Sometimes you might not be really sure why you ended up working with a certain technology. Here at Netguru, we have several cases of people switching software development technology (read about Jakub’s and Małgorzata’s adventures) or even their whole area of interest (read about Dominik’s experience). That takes a lot of courage, but is it really worth it? So, here comes my answer to this question based on my own career twist.
The main factor in my case was the university I was attending, the faculty of Automatic Control and Robotics, to be precise. During my time there, I dealt with a mix of hardware and software quite frequently and liked both. But as it often happens, people simply tend to gravitate towards one area in particular. I ended up going down the software route and started working as a C++ developer soon after discovering it. At the same time, though, I still enjoyed getting stuck into hardware and wasn’t quite ready to abandon it just yet.
That’s why the next job I landed was low-level embedded systems programming with C. And I must say I liked it… not that much. A little bit later, I got involved with Python during one particular project at the university and the fact that I really took to it as a scripting language got me thinking. Some time later, I discovered Ruby, used it for my MSc and started to think about going pro!
The first thing that rears its head is doubt. Is it what I really want or just a temporary fascination?
Next, you might be afraid of losing what you’ve already got. Unfortunately, there is really no getting away from the fact that you’ll be starting up again from the ground up. But, just to cheer you up, I have to say that it is way easier than learning the basics of software engineering from scratch.
Code reviews, continuous integration, version control systems and other favourites are just like - or almost - as you know them. All those good habits you picked up - writing clean code and tests - they’re also your allies now. Where it differs is obviously the syntax, which is the easy part. The real stumbling block could turn out to be your mindset. What I mean by that is your approach to writing code, e.g. the commonly used patterns.

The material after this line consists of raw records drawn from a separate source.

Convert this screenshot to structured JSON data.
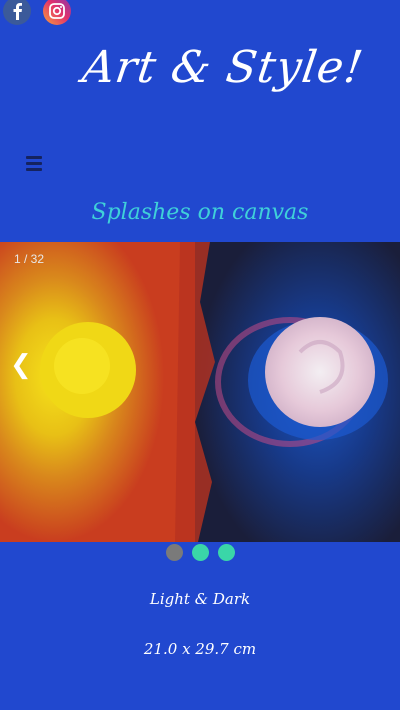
{
  "social": {
    "facebook_icon": "facebook-icon",
    "instagram_icon": "instagram-icon"
  },
  "header": {
    "site_title": "Art & Style!",
    "menu_icon": "hamburger-menu-icon"
  },
  "gallery": {
    "title": "Splashes on canvas",
    "counter": "1 / 32",
    "prev_glyph": "❮",
    "dots": [
      {
        "color": "#7a7a7a",
        "active": false
      },
      {
        "color": "#3ad6a8",
        "active": true
      },
      {
        "color": "#3ad6a8",
        "active": false
      }
    ]
  },
  "artwork": {
    "title": "Light & Dark",
    "size": "21.0 x 29.7 cm"
  },
  "colors": {
    "background": "#2148cf",
    "gallery_title": "#3fd0d9",
    "text": "#ffffff"
  }
}
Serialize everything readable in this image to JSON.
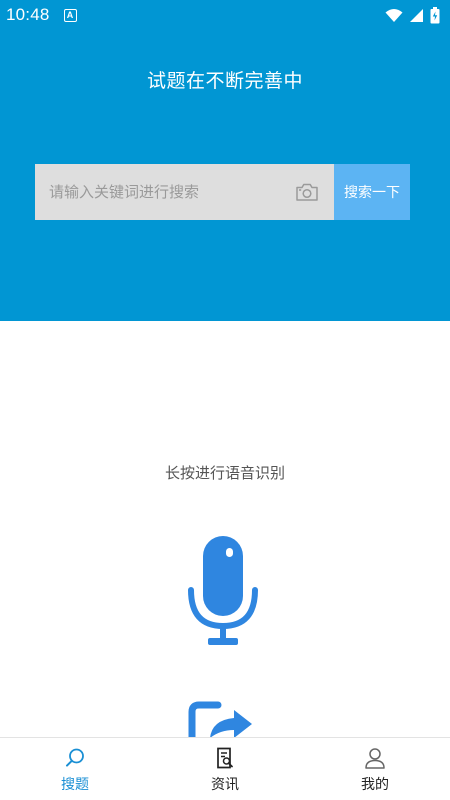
{
  "status_bar": {
    "time": "10:48",
    "notification_icon": "a-icon",
    "icons": [
      "wifi-icon",
      "signal-icon",
      "battery-icon"
    ]
  },
  "hero": {
    "title": "试题在不断完善中",
    "background": "#0196d3"
  },
  "search": {
    "placeholder": "请输入关键词进行搜索",
    "value": "",
    "camera_icon": "camera-icon",
    "button_label": "搜索一下",
    "button_color": "#5cb4f3"
  },
  "voice": {
    "hint": "长按进行语音识别",
    "mic_icon": "microphone-icon",
    "mic_color": "#2f86e0"
  },
  "bottom_nav": {
    "items": [
      {
        "label": "搜题",
        "icon": "search-icon",
        "active": true
      },
      {
        "label": "资讯",
        "icon": "news-icon",
        "active": false
      },
      {
        "label": "我的",
        "icon": "person-icon",
        "active": false
      }
    ],
    "active_color": "#1a8fd4"
  }
}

Before all of that, you have to find time to get your head down and learn. After one weekend you might not be quite there yet, but it’s definitely a start. One thing is certain - the longer you wait, the harder it gets. If you are sure that it really is what you want, just go for it and don’t bother about any of the obstacles.
Why I am so sure when I say that? Because right now, as we speak, I am writing this blogpost, working as a Ruby on Rails Developer, and oh my… I like it! Was it hard? Maybe not the toughest thing I’ve ever done, but it did have its moments. Was I sure that it was going to work out? Not totally certain, but determined to make it happen.

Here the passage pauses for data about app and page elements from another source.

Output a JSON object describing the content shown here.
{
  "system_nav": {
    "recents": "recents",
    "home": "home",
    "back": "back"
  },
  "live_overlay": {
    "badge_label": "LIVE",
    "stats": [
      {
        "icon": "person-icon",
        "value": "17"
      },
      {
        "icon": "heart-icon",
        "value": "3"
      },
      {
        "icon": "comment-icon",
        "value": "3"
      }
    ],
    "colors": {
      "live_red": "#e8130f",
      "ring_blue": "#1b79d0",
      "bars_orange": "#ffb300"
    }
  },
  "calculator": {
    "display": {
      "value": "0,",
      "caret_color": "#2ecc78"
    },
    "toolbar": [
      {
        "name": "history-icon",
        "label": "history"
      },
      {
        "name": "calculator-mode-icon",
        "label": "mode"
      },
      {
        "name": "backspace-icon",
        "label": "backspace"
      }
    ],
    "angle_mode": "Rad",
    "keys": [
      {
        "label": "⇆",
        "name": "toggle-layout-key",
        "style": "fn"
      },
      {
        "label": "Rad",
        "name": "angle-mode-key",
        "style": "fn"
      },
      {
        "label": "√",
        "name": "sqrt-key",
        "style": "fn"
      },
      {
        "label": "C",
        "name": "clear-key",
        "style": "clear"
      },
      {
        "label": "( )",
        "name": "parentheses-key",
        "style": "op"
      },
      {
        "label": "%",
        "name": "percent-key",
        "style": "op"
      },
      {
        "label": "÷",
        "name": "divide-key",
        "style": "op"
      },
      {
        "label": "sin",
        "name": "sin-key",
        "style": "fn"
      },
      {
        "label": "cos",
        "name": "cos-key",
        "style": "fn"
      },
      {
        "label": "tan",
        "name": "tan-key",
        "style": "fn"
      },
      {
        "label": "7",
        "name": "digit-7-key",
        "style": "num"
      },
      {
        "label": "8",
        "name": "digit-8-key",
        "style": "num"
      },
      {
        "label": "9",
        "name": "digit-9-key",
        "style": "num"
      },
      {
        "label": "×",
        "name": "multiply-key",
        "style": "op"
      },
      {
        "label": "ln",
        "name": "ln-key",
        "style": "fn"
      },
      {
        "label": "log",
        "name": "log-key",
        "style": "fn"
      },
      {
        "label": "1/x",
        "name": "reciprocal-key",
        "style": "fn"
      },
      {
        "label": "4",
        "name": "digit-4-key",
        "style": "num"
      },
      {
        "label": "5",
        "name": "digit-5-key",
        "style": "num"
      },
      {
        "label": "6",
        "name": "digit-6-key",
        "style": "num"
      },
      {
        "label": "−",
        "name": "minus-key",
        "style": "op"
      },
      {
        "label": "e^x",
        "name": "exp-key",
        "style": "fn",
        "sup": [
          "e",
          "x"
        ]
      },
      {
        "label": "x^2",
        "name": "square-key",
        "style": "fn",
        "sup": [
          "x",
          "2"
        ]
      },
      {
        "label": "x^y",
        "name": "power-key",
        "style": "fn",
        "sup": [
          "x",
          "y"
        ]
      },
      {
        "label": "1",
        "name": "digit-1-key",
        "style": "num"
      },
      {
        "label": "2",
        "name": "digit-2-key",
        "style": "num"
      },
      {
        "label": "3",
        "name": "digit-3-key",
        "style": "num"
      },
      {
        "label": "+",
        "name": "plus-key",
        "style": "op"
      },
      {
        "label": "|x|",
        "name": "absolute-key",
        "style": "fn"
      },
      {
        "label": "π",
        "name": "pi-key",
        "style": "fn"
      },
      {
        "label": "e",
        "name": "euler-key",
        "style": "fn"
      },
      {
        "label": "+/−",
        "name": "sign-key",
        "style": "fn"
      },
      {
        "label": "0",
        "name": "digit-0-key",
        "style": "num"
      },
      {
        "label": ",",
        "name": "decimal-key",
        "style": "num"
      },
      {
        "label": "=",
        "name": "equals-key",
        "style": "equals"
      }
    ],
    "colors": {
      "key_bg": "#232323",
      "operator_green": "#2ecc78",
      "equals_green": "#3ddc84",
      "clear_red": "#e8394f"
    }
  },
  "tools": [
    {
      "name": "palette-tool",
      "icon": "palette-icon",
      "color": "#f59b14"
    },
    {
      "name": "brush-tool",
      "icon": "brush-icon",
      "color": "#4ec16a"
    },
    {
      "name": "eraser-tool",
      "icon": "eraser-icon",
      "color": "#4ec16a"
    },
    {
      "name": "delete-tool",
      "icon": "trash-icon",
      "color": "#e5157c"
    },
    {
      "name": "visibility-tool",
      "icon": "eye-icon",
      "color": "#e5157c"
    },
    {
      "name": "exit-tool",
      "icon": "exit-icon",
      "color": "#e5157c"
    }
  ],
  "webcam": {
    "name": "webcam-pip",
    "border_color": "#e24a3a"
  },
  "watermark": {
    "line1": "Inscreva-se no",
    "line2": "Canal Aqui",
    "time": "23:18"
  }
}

Web development is a very dynamic field, which gives you a chance to work with the latest technologies, or even help to create them. I learn new things almost every day and it doesn’t seem that it is going to change anytime soon. I am not saying whether or not it’s for you or if you should do it. I just would like to sum it all up with one short sentence which, in my opinion, could be applicable to many aspects of our everyday lives: “if you want to change something, just go for it”.